On what motive do you thus poison yourself? Only for the pleasure of doing it? What! Will you make yourself a beast, or rather a devil? Will you run the hazard of committing all manner of villanies; and this only for the poor pleasure of a few moments, while the poison is running down your throat? O never call yourself a Christian! Never call yourself a man!
A fourth example as to how the church responded to social changes took place in Britain in the 18th century. The industrial revolution was under way, along with its many attendant horrors such as the use of child labor and a disregard for environmental issues. Many people found solace in alcohol — A phrase used at the time was, “Drunk for a penny, dead drunk for tuppence (two pennies)”. Hogarth’s well-known illustration ‘Gin Lane’ illustrates the problem.

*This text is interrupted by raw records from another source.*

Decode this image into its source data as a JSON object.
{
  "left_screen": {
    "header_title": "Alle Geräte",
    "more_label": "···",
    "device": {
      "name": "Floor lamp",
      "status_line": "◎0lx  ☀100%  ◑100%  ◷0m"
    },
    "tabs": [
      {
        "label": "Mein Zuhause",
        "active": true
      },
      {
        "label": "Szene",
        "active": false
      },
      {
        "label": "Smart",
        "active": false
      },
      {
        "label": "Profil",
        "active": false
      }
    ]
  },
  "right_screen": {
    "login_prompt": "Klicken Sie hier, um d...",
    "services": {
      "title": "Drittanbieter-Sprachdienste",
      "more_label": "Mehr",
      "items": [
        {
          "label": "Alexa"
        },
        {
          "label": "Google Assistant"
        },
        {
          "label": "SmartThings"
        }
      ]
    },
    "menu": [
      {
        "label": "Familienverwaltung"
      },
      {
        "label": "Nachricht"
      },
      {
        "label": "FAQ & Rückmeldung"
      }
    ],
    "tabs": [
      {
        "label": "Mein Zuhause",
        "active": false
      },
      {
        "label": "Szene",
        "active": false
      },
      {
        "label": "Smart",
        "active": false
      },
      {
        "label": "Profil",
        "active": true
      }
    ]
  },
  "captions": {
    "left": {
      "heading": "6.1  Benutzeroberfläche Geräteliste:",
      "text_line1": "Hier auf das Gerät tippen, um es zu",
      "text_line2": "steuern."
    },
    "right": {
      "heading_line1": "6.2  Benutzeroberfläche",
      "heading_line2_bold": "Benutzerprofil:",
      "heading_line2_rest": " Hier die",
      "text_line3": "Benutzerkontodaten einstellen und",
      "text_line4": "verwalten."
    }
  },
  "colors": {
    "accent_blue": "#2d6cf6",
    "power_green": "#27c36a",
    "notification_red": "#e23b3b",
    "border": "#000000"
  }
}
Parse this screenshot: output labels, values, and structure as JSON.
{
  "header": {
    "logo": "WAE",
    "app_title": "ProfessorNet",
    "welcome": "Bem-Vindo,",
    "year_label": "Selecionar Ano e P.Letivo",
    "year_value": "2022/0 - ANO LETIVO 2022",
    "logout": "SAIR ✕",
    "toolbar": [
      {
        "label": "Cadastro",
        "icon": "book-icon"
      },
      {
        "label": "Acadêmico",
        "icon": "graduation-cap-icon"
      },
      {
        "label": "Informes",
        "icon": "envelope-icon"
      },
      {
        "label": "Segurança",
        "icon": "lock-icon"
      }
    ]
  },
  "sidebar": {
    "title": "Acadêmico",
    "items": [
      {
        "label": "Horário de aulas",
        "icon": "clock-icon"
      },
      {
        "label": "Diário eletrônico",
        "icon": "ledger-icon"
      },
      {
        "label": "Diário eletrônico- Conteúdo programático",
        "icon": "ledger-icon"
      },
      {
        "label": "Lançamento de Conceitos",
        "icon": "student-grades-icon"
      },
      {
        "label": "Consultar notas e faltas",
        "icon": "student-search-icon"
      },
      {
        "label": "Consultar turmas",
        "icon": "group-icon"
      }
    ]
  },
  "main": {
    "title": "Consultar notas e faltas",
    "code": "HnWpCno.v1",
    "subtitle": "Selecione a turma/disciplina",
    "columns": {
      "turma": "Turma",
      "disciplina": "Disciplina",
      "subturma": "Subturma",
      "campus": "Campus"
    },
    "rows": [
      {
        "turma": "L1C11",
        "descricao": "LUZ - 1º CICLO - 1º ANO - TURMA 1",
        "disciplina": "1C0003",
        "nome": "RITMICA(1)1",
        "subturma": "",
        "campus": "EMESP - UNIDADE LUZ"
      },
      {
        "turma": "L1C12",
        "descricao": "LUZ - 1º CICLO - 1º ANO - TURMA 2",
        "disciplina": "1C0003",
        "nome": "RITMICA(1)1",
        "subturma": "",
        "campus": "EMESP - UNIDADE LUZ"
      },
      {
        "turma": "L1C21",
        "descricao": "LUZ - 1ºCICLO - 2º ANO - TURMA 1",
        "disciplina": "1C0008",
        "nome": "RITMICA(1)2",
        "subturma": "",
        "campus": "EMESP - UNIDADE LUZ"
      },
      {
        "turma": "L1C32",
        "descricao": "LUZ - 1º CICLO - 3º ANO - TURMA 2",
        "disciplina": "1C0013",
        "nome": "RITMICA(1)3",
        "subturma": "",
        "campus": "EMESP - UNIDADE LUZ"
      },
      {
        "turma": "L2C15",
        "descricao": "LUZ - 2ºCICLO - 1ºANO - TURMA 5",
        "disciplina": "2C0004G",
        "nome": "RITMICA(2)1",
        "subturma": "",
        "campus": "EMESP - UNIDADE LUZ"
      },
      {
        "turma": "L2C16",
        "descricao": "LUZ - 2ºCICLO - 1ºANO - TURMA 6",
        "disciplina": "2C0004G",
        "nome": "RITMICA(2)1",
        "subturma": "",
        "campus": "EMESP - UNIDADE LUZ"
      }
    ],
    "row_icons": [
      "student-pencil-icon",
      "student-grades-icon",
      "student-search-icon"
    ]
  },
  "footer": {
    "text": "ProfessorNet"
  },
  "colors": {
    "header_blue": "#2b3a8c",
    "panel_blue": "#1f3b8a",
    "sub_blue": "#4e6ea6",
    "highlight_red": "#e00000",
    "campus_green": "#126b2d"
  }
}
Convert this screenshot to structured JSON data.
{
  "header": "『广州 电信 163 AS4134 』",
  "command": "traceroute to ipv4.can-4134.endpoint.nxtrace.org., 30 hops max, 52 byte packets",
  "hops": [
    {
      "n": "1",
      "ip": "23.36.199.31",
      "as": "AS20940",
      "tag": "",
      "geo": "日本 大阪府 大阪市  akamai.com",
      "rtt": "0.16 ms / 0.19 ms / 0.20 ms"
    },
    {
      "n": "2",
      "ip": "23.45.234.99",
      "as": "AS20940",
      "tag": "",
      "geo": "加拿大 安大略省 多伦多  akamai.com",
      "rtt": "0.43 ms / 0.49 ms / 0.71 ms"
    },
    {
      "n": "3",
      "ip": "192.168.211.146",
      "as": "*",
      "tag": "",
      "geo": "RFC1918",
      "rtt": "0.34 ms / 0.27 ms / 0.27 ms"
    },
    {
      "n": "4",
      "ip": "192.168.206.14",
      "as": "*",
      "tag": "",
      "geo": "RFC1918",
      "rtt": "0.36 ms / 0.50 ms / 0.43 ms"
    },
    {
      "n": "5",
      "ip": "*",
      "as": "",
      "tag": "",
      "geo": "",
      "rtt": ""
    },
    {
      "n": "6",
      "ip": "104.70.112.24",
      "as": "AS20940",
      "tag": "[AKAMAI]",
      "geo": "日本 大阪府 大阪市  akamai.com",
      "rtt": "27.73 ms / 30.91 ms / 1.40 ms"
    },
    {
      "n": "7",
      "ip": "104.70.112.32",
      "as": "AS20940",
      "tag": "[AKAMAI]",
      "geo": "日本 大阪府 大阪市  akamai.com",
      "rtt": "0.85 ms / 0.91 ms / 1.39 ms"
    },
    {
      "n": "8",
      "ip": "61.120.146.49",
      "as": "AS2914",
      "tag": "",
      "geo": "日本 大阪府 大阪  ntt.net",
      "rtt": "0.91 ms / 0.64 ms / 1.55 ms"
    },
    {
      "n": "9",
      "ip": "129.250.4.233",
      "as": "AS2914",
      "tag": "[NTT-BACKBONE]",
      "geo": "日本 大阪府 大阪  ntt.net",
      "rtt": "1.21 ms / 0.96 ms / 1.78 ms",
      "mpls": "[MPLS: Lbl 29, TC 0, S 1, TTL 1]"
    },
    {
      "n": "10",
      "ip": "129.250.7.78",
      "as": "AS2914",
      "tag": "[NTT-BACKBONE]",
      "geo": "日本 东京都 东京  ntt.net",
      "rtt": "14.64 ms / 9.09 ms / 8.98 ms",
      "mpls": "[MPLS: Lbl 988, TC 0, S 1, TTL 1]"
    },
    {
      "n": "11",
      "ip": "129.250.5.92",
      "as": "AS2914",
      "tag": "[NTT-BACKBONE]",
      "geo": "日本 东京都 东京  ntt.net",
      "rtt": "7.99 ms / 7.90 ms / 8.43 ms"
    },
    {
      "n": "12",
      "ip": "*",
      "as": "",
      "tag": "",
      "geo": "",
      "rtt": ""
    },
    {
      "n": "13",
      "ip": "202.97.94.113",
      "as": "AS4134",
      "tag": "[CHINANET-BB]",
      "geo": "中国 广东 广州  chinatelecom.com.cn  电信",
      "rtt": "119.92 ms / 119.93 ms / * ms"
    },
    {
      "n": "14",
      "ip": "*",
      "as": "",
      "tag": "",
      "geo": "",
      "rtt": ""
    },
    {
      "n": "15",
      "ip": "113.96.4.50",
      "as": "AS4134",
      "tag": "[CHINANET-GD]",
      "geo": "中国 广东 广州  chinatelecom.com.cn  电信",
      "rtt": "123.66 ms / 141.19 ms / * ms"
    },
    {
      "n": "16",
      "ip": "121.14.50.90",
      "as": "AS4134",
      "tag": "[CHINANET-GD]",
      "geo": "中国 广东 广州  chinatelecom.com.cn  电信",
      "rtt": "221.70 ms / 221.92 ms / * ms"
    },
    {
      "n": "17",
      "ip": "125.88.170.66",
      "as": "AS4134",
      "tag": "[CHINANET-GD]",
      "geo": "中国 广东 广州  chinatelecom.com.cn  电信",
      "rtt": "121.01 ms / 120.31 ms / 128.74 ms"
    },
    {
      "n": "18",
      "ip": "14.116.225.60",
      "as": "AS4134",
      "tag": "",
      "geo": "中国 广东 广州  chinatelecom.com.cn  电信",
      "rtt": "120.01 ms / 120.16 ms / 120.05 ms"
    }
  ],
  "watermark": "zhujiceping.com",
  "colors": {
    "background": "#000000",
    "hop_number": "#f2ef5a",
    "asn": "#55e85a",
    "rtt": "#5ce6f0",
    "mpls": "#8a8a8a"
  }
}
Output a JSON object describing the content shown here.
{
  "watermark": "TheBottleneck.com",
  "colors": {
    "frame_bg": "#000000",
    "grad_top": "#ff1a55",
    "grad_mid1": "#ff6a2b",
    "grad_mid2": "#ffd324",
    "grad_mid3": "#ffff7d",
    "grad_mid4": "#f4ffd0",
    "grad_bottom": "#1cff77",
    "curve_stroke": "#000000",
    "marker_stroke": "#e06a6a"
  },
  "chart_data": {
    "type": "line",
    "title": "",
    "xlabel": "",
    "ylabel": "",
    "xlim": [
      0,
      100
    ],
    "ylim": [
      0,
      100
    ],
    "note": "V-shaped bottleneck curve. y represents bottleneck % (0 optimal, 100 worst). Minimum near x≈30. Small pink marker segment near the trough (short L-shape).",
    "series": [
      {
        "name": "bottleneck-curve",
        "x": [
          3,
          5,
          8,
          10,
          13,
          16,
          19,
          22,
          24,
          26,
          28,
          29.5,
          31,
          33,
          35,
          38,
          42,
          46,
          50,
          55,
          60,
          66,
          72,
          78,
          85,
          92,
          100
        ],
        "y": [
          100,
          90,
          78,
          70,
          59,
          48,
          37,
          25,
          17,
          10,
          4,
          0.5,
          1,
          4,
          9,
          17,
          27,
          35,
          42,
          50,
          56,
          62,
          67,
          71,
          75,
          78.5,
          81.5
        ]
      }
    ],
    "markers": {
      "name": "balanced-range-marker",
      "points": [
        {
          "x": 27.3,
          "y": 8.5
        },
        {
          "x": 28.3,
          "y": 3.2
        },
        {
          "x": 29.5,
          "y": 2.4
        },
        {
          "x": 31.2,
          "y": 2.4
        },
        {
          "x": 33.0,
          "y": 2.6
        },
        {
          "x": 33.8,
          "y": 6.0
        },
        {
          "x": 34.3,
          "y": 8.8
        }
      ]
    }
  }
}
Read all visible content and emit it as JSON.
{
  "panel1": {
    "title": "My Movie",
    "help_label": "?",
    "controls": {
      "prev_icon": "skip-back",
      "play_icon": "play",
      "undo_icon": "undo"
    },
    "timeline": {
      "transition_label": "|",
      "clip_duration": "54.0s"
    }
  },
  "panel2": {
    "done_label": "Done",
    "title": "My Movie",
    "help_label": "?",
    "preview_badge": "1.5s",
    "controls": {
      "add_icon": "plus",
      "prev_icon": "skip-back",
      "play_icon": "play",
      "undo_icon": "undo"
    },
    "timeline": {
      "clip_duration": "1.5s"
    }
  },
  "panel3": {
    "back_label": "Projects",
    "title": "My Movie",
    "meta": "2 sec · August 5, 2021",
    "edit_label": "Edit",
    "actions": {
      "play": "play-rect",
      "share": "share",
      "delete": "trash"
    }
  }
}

The Anglican church of that time had become somewhat complacent and indifferent to the plight of these industrial workers. In response to this situation John Wesley (1703-1791) and others founded what was later to become the Methodist church. One of the cornerstones of their Christian faith was that it is wrong to drink alcohol. As the following quotation shows, he did not mince words.
We now think of Wesley as being a strict teetotaler, as evidenced by the quotation at the head of this post. However, as discussed in the post Gin Lane and Social Media, his attitude toward alcohol was actually moderate and not completely consistent. The The full Hogarth cartoon, as shown below, is entitled Gin Lane and Beer Street. It condemns the vice and misery associated with gin, but it actually promotes the value of beer consumption. It is probably more accurate to say that Wesley was more opposed to drunkenness than he was to drinking per se. Nevertheless, he recognized that the church was not responding adequately to a major social ill, so he energetically promoted a faith-based solution.